The time: approx. 9:40 p.m. (or 30 minutes after the conclusion of Pittsburgh-Butler)
The KenPom favorite: UConn, 57% chance of victory
NCAA Tournament histories: Cincinnati: 25th appearance, 41-23 record. Best result: National Champions (1961 and 1962). Last appearance: 2005.
UConn: 30th appearance, 47-28 record. Best result: National Champions (1999 and 2004). Last appearance: 2009.
Series history: UConn leads, 6-2 (1-0 in the NCAA Tournament)
Last meeting: UConn 67, Cincinnati 59 (February 27, 2011 at Cincinnati, Ohio). Kinda takes the novelty out of the NCAA Tournament when you just played your second-round opponent three weeks ago.
So, tell me a little bit about the Bearcats: In certain ways, Cincinnati is a great matchup for UConn. The Bearcats do play plenty of zone, which is troubling, but their strengths include offensive rebounding and forcing turnovers.
To illustrate, a brief look at Cincinnati's Four Factors:
Effective FG%: offensive, 49.6 (ranked 144th in America); defensive, 45.7 (33rd)
Turnover%: offensive, 18.2 (64th); defensive, 22.5 (50th)
Offensive rebound%: offensive, 38.3 (9th); defensive, 30.9 (106th)
FT rate: offensive, 38.6 (145th); defensive, 34.5 (97th)
UConn is one of the few teams who have matched Cincinnati in the offensive rebounding category all season (the Huskies are 7th, grabbing 39.0% of the available offensive boards.)
The Huskies, thanks to Kemba Walker's mad ball-handling skillz, are one of the least turnover-prone teams in the country (32nd in the country, and tops in the league if you're only counting Big East games).
But Cincinnati does have a very nice, well-rounded team capable of springing the mild upset.
Sean Kilpatrick (39.0% from 3), Dion Dixon (36.6%) and Rashad Bishop (35.5%) can make teams pay from deep, and 6-9 Yancy Gates was in beast mode in Thursday's win over Missouri (18 rebounds, 11 assists). His biggest weakness is his free throw shooting (59% on the season).
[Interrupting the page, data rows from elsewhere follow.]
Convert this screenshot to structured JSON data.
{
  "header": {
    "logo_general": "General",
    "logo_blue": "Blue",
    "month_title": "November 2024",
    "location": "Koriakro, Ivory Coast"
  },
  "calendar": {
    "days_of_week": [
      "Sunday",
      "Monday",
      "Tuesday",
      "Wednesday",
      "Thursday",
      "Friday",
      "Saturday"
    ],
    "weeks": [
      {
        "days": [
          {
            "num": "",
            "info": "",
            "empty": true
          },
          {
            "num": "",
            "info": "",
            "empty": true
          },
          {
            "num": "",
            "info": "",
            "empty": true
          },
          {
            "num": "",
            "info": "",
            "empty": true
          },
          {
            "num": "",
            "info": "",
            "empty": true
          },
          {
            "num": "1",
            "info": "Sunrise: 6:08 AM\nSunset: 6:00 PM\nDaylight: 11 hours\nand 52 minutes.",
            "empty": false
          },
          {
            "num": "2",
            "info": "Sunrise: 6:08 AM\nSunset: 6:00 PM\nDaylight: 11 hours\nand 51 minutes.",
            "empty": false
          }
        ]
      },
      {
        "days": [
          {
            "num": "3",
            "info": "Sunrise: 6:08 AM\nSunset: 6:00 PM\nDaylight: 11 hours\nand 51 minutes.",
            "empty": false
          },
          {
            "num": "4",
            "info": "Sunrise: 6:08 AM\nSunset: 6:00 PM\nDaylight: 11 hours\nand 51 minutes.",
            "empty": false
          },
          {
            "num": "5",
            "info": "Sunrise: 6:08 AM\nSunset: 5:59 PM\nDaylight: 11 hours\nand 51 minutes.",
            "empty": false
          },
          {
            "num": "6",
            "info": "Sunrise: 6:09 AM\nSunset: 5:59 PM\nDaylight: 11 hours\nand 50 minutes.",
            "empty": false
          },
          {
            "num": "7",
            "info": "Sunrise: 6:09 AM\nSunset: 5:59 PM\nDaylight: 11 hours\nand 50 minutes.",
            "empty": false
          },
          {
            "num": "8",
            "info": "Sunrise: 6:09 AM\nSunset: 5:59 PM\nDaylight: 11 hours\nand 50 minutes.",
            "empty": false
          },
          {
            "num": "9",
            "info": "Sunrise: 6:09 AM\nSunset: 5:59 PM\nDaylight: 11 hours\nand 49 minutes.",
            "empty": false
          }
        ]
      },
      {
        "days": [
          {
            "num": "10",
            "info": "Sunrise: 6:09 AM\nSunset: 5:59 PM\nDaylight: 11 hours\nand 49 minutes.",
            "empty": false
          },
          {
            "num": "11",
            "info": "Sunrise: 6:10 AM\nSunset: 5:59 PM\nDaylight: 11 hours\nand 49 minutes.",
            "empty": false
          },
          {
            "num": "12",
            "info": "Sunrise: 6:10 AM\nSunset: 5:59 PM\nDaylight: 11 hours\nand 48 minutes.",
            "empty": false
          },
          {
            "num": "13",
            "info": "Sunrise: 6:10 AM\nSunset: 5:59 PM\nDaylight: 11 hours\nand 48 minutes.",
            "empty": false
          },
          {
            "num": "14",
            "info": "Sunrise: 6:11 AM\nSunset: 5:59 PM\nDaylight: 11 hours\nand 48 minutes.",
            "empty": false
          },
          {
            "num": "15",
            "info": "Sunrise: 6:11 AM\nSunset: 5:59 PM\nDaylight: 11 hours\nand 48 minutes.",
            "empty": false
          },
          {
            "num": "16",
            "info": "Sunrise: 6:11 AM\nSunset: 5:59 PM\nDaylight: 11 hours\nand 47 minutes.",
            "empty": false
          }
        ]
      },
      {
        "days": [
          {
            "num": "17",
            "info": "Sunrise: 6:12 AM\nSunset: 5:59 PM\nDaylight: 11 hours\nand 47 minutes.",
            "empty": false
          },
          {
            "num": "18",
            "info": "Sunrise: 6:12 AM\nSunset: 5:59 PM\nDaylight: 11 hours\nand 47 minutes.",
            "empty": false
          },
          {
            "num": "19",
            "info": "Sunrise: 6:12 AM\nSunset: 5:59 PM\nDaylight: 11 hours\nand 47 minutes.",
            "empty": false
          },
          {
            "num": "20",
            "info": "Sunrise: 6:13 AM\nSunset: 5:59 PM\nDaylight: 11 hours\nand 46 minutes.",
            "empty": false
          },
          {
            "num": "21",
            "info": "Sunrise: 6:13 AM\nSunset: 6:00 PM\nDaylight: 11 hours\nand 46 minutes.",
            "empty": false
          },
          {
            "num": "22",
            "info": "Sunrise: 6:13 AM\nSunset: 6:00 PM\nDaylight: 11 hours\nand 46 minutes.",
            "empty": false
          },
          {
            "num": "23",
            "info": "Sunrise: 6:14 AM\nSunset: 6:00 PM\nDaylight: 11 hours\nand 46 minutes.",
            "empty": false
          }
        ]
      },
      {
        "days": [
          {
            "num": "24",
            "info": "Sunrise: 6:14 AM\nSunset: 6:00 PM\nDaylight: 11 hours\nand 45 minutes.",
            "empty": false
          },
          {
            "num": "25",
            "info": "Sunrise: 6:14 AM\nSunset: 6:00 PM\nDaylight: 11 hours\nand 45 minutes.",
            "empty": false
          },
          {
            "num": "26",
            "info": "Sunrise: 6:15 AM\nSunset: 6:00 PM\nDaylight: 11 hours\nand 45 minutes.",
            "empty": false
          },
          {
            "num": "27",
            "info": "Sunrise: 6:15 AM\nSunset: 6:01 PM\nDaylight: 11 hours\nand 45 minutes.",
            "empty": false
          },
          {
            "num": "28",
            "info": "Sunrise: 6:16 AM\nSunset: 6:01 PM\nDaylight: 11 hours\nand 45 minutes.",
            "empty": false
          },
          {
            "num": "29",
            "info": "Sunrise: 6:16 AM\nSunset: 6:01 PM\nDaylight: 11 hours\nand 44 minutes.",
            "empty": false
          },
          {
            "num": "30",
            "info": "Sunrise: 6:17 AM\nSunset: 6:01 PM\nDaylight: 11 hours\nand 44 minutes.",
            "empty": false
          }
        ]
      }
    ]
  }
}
The Bearcats also have additional size besides Gates, with 6-11 Ibrahima Thomas making nearly 57% of his two-pointers.
Cincinnati has been a little maligned due to a Charmin-soft out-of-conference schedule (the Bearcats played - and beat - one NCAA Tournament team, Xavier), and due to an 11-7 Big East record inflated by round-robin games with South Florida and DePaul, and due to a lopsided loss to Notre Dame in the Big East Tournament.
But keep in mind Pomeroy rates Cincinnati as the 20th-best team in America (UConn is 14th; incredibly, Cincinnati at 20 is the SEVENTH best Big East team in his rankings. Respect.)
Interesting UConn game notes fact: Jim Calhoun is 41-13 in the NCAA Tournament as UConn's head coach.
Interesting Cincinnati game notes fact: Cincinnati is 25-0 when they lead at halftime this season.
The prediction: Porter has noted that one of the advantages of a tournament like this is that whoever you play in the second game of the weekend will only have about 36 hours to put in a defense to slow down Kemba Walker. Unfortunately, Cincinnati has already worked on stopping Kemba before, and though they couldn't quite get it done the first time, I am (and Porter is) uneasy about giving someone a second chance so soon.
That being said, there aren't many teams who could have beaten UConn Thursday night, and if the Huskies continue their lights-out play, they probably should win. But that's no given.
The Huskies will need Jeremy Lamb to score, they'll need Alex Oriakhi to battle Gates to at least a draw, they'll need to use the advanced zonebusting techniques they developed in MSG. And Kemba will have to be Kemba.
Frankly, I think the winner of this game is taking out San Diego State (assuming they've gotten past Temple). These are two very, very good teams.
UConn is undefeated in games at neutral sites and undefeated in tournament games, and I have faith that those streaks will continue.
The crucial factor, as always: Cincinnati has no Kemba Walker. Advantage, UConn.
UConn 69, Cincinnati 64